Palestinian villager Emad Burnat bought his first camera to document the birth of his fourth son, Gibreel. But what started off as a home video celebrating new life became a full-length film about the power of non-violent protest and political activism.
Burnat transformed into a filmmaker after Gibreel’s birth, when the Israeli army began to confiscate land from farmers in the West Bank village of Bil’in. Tensions between villagers and the army led to a series of violent events, all captured by Burnat and his cameras.
The resulting “5 Broken Cameras,” an Academy Award-nominated film, co-directed by Burnat and Israeli documentarian Guy Davidi, is one of 10 films being screened during ASU’s third annual Human Rights Festival, hosted at the Tempe campus April 5-7.
The three-day festival seeks to enhance awareness and understanding of a variety of human rights issues across the world.
The showing of “5 Broken Cameras” is paired with the Official Tribeca Selection, “My Neighbourhood,” in which Israeli activists join their Palestinian neighbors to protest the forced evictions occurring in their community. The film offers a look into the oft-ignored stories of Palestinians and Israelis coming together in the name of justice. Afterwards, Sergey Gordey, producer of “5 Broken Cameras,” will Skype in for a discussion led by peace and justice activist Barbara Taft from Amnesty International, in order to further the audience’s understanding of the conflict, the human rights abuses that have been committed, and the prospects for peace.
“I was inspired to create a human rights film festival, in part, because in an academic environment it is easy to get lost in heady and sometimes terrible facts,” says LaDawn Haglund, Human Rights Film Festival director and associate professor of Justice and Social Inquiry in the School of Social Transformation. “Film, when done well, forces us to bring our hearts to the issues, helping us to empathize and, hopefully, spurring us to act.”
Several other award-winning films will be screened throughout the weekend, covering human rights issues that encompass the local, the global and the transcendently human.
“We Women Warriors” and “Four Stories Of Water” focus on Indigenous rights, in Colombia and within the United States, respectively. “A Fierce Green Fire” – a 2012 Sundance Official Selection – chronicles the environmental movement from its inception to the present, and Academy Award-nominated director of “Berkeley in the Sixties," Mark Kitchell, will be on hand for a live discussion.
A series of three short films will highlight human rights issues in the Democratic Republic of Congo. The festival will close with the award-winning “Bullied to Silence,” (Boston International Film Festival), and “Two Americans,” documenting Sherriff Joe Arpaio’s arrest of Phoenix grade-schooler Katherine Figueroa’s parents.
Each of the festival’s seven sessions will be followed by a discussion with filmmakers or subject-area experts, allowing for a deeper, more informative experience.

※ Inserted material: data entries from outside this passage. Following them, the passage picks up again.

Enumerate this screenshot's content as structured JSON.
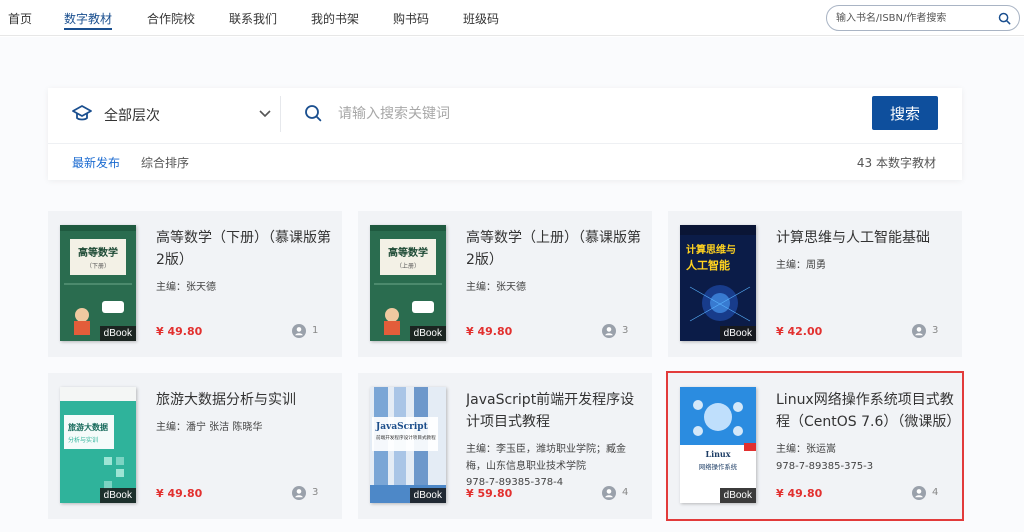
{
  "nav": {
    "items": [
      {
        "label": "首页",
        "active": false
      },
      {
        "label": "数字教材",
        "active": true
      },
      {
        "label": "合作院校",
        "active": false
      },
      {
        "label": "联系我们",
        "active": false
      },
      {
        "label": "我的书架",
        "active": false
      },
      {
        "label": "购书码",
        "active": false
      },
      {
        "label": "班级码",
        "active": false
      }
    ],
    "search_placeholder": "输入书名/ISBN/作者搜索",
    "search_icon": "search-icon"
  },
  "filter": {
    "level_icon": "graduation-cap-icon",
    "level_label": "全部层次",
    "level_chevron": "chevron-down-icon",
    "keyword_placeholder": "请输入搜索关键词",
    "search_button": "搜索",
    "sort_tabs": [
      {
        "label": "最新发布",
        "active": true
      },
      {
        "label": "综合排序",
        "active": false
      }
    ],
    "total": "43 本数字教材"
  },
  "colors": {
    "brand": "#0e4f9d",
    "price": "#e2302f",
    "selected_border": "#e23b3b",
    "card_bg": "#f1f3f6"
  },
  "books": [
    {
      "title": "高等数学（下册）（慕课版第2版）",
      "editor": "主编：张天德",
      "isbn": "",
      "price": "¥ 49.80",
      "readers": "1",
      "badge": "dBook",
      "cover": {
        "style": "math",
        "text": "高等数学",
        "sub": "（下册）",
        "bg": "#2a6c4f"
      }
    },
    {
      "title": "高等数学（上册）（慕课版第2版）",
      "editor": "主编：张天德",
      "isbn": "",
      "price": "¥ 49.80",
      "readers": "3",
      "badge": "dBook",
      "cover": {
        "style": "math",
        "text": "高等数学",
        "sub": "（上册）",
        "bg": "#2a6c4f"
      }
    },
    {
      "title": "计算思维与人工智能基础",
      "editor": "主编：周勇",
      "isbn": "",
      "price": "¥ 42.00",
      "readers": "3",
      "badge": "dBook",
      "cover": {
        "style": "ai",
        "text": "计算思维与",
        "sub": "人工智能",
        "bg": "#0b1c48"
      }
    },
    {
      "title": "旅游大数据分析与实训",
      "editor": "主编：潘宁 张洁 陈晓华",
      "isbn": "",
      "price": "¥ 49.80",
      "readers": "3",
      "badge": "dBook",
      "cover": {
        "style": "travel",
        "text": "旅游大数据",
        "sub": "分析与实训",
        "bg": "#2fb39b"
      }
    },
    {
      "title": "JavaScript前端开发程序设计项目式教程",
      "editor": "主编：李玉臣，潍坊职业学院；臧金梅，山东信息职业技术学院",
      "isbn": "978-7-89385-378-4",
      "price": "¥ 59.80",
      "readers": "4",
      "badge": "dBook",
      "cover": {
        "style": "js",
        "text": "JavaScript",
        "sub": "前端开发程序设计项目式教程",
        "bg": "#4d88c8"
      }
    },
    {
      "title": "Linux网络操作系统项目式教程（CentOS 7.6）（微课版）",
      "editor": "主编：张运嵩",
      "isbn": "978-7-89385-375-3",
      "price": "¥ 49.80",
      "readers": "4",
      "badge": "dBook",
      "cover": {
        "style": "linux",
        "text": "Linux",
        "sub": "网络操作系统",
        "bg": "#ffffff"
      }
    }
  ]
}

“I hope the audience leaves with a better understanding of the range of human rights problems that exist in the world today, as well as a stronger sense of what others are doing, and what they might do, to resolve them,” continues Haglund. “This is a tiny effort among many to transform society to be more socially just.”

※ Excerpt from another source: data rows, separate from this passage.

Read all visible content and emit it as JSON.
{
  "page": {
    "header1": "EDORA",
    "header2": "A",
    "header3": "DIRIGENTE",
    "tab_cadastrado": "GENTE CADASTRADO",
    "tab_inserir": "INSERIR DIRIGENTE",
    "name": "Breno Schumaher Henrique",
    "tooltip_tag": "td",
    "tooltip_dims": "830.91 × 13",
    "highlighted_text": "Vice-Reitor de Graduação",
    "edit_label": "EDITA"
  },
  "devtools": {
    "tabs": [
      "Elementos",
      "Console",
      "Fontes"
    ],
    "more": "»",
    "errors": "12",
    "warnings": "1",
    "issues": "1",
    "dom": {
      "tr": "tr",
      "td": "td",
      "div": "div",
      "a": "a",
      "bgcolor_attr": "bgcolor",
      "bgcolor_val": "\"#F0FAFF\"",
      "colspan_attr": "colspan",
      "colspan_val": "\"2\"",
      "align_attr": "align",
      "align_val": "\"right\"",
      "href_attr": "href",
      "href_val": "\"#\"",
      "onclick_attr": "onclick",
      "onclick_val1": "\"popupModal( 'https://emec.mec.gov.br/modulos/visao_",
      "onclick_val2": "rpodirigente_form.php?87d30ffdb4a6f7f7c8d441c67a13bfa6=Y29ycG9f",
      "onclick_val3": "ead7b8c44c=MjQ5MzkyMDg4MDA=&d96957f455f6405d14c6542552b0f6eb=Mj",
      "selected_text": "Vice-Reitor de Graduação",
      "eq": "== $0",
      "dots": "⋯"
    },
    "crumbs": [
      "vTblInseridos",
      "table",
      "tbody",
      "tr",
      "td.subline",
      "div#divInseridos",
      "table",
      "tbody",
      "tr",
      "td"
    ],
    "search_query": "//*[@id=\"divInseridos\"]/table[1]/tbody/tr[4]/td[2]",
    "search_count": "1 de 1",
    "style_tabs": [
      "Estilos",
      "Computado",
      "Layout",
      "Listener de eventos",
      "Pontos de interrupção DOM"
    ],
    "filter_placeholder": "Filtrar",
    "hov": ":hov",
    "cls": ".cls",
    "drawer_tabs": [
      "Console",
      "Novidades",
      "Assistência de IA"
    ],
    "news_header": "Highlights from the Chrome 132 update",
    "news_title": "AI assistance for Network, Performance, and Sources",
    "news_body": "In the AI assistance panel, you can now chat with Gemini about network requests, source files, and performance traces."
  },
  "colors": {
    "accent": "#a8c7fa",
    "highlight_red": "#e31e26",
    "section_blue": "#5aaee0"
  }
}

The festival is sponsored by The Lincoln Center for Applied Ethics at ASU and the School of Social Transformation, both units of the College of Liberal Arts and Sciences; the Center for Law and Global Affairs; Amnesty International, Tempe chapter; Amnesty International, ASU student chapter; and the Global Institute of Sustainability.
All sessions are free and open to the public, but RSVPs are requested to aid in ordering refreshments: http://humanrightsfilmfestival 2013.eventbrite.com.
The Friday afternoon sessions will be held in the Schwada Classroom Office Building (SCOB). The Friday evening, Saturday, and Sunday sessions will be held in the Great Hall of Armstrong Hall, Sandra Day O’Connor College of Law.
Story by Zarina Guerrero, justice studies major, School of Social Transformation